··· RECORDS FOR THIS TASK
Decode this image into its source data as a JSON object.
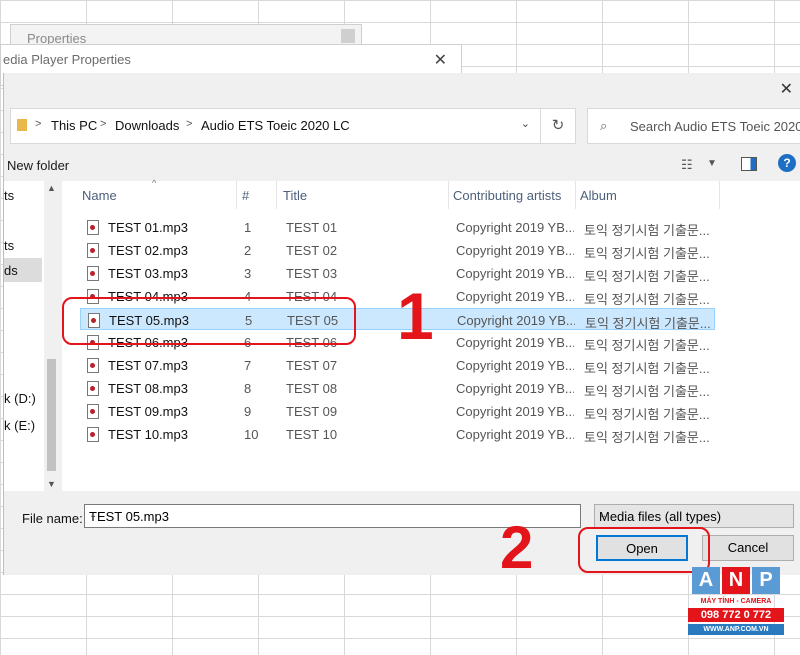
{
  "bg_windows": {
    "properties_title": "Properties",
    "media_title": "edia Player Properties"
  },
  "address": {
    "crumbs": [
      "This PC",
      "Downloads",
      "Audio ETS Toeic 2020 LC"
    ]
  },
  "search": {
    "placeholder": "Search Audio ETS Toeic 2020..."
  },
  "toolbar": {
    "new_folder": "New folder"
  },
  "nav": {
    "items": [
      "ts",
      "ts",
      "ds",
      "k (D:)",
      "k (E:)"
    ]
  },
  "columns": {
    "name": "Name",
    "number": "#",
    "title": "Title",
    "artists": "Contributing artists",
    "album": "Album"
  },
  "files": [
    {
      "name": "TEST 01.mp3",
      "number": "1",
      "title": "TEST 01",
      "artists": "Copyright 2019 YB...",
      "album": "토익 정기시험 기출문..."
    },
    {
      "name": "TEST 02.mp3",
      "number": "2",
      "title": "TEST 02",
      "artists": "Copyright 2019 YB...",
      "album": "토익 정기시험 기출문..."
    },
    {
      "name": "TEST 03.mp3",
      "number": "3",
      "title": "TEST 03",
      "artists": "Copyright 2019 YB...",
      "album": "토익 정기시험 기출문..."
    },
    {
      "name": "TEST 04.mp3",
      "number": "4",
      "title": "TEST 04",
      "artists": "Copyright 2019 YB...",
      "album": "토익 정기시험 기출문..."
    },
    {
      "name": "TEST 05.mp3",
      "number": "5",
      "title": "TEST 05",
      "artists": "Copyright 2019 YB...",
      "album": "토익 정기시험 기출문...",
      "selected": true
    },
    {
      "name": "TEST 06.mp3",
      "number": "6",
      "title": "TEST 06",
      "artists": "Copyright 2019 YB...",
      "album": "토익 정기시험 기출문..."
    },
    {
      "name": "TEST 07.mp3",
      "number": "7",
      "title": "TEST 07",
      "artists": "Copyright 2019 YB...",
      "album": "토익 정기시험 기출문..."
    },
    {
      "name": "TEST 08.mp3",
      "number": "8",
      "title": "TEST 08",
      "artists": "Copyright 2019 YB...",
      "album": "토익 정기시험 기출문..."
    },
    {
      "name": "TEST 09.mp3",
      "number": "9",
      "title": "TEST 09",
      "artists": "Copyright 2019 YB...",
      "album": "토익 정기시험 기출문..."
    },
    {
      "name": "TEST 10.mp3",
      "number": "10",
      "title": "TEST 10",
      "artists": "Copyright 2019 YB...",
      "album": "토익 정기시험 기출문..."
    }
  ],
  "footer": {
    "file_name_label": "File name:",
    "file_name_value": "TEST 05.mp3",
    "filter_value": "Media files (all types)",
    "open_label": "Open",
    "cancel_label": "Cancel"
  },
  "annotations": {
    "step1": "1",
    "step2": "2"
  },
  "watermark": {
    "letters": [
      "A",
      "N",
      "P"
    ],
    "tagline": "MÁY TÍNH - CAMERA",
    "phone": "098 772 0 772",
    "url": "WWW.ANP.COM.VN"
  },
  "colors": {
    "accent": "#0078d7",
    "selection": "#cce8ff",
    "annotation": "#e3141a"
  }
}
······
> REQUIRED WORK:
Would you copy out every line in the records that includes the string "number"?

> ANSWER FOR THE TASK:
    "number": "#",
      "number": "1",
      "number": "2",
      "number": "3",
      "number": "4",
      "number": "5",
      "number": "6",
      "number": "7",
      "number": "8",
      "number": "9",
      "number": "10",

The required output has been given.